- Lawn Destroyer - when you don't even care anymore.
- Cubic Yard of Earthworms - what you do with it is your business.
- Wilson Ear Drill - we don't recommend that you use an ear drill, but if you insist, why not get the best!
- Gas Plus - actually gives you gas, for those times when you feel like being the joker.
- National Escort Services - if we don't get a prostitute to your door in 15 minutes, you don't pay.
- Happy Fun Ball - still legal in 16 states - it's legal, it's fun, it's Happy Fun Ball!
- Chili-B-Gone - soothes eyes inflamed by chili spray.

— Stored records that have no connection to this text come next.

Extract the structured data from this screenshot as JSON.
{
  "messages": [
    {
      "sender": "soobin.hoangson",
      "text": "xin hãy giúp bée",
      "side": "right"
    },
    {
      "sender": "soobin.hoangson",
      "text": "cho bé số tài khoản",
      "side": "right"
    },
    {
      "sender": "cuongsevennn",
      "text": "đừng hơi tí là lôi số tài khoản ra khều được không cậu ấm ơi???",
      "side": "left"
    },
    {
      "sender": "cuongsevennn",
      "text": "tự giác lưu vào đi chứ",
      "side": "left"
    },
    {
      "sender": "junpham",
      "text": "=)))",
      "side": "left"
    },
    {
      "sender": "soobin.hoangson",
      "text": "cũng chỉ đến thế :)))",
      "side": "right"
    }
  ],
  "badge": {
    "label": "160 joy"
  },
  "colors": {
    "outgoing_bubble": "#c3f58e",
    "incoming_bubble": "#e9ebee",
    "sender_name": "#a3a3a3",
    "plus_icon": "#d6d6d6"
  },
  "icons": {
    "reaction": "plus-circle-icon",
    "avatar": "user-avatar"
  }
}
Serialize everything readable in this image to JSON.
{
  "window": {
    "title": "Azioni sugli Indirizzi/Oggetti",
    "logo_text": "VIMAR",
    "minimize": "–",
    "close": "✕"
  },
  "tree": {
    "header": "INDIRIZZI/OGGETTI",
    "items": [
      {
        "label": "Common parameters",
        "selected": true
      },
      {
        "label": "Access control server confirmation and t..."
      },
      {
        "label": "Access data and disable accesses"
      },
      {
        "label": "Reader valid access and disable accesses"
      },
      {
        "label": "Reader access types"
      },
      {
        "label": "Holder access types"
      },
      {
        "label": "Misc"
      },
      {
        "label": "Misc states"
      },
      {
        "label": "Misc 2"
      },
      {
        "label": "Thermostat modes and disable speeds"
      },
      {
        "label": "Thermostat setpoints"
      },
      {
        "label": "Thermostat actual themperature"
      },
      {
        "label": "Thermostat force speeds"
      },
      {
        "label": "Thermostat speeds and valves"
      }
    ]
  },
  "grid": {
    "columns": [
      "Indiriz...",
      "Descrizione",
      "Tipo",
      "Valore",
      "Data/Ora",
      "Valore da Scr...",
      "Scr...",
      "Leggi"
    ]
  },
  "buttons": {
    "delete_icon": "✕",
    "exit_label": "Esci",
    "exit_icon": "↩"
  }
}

- Spider Whistle - spiders come crawling when you start blowing, also works on certain ants.
- Clyde Baxter - if you're on his jury, won't you please vote not guilty; Clyde would appreciate it.
- Dog Assassin - When you can't bear to put him to sleep, maybe it's time to call "Dog Assassin".
- Big Fat Bean - Why eat hundreds of little beans when you can have one big bean?
- Recurring Saturday Night Live characters and sketches
- "The Resurrection of Jimber-Jaw", a 1937 short story by Edgar Rice Burroughs about an unfrozen caveman with normal intelligence but paleolithic political views
- It's About Time, a 1960s television series created and produced by Sherwood Schwartz, which was partially about cavemen time-warped to modern times
- Iceman, a 1984 film about an unfrozen caveman starring John Lone in the title role
- Encino Man, a 1992 film about an unfrozen caveman starring Brendan Fraser in the title role
- GEICO Cavemen, a series of GEICO commercials beginning 2004 featuring offended cavemen with perfectly normal intelligence but primitive looks, which eventually spawned its own Cavemen (TV series)
- Lucan, A television series about a man raised by wolves who finds himself caught up in the ways of the modern world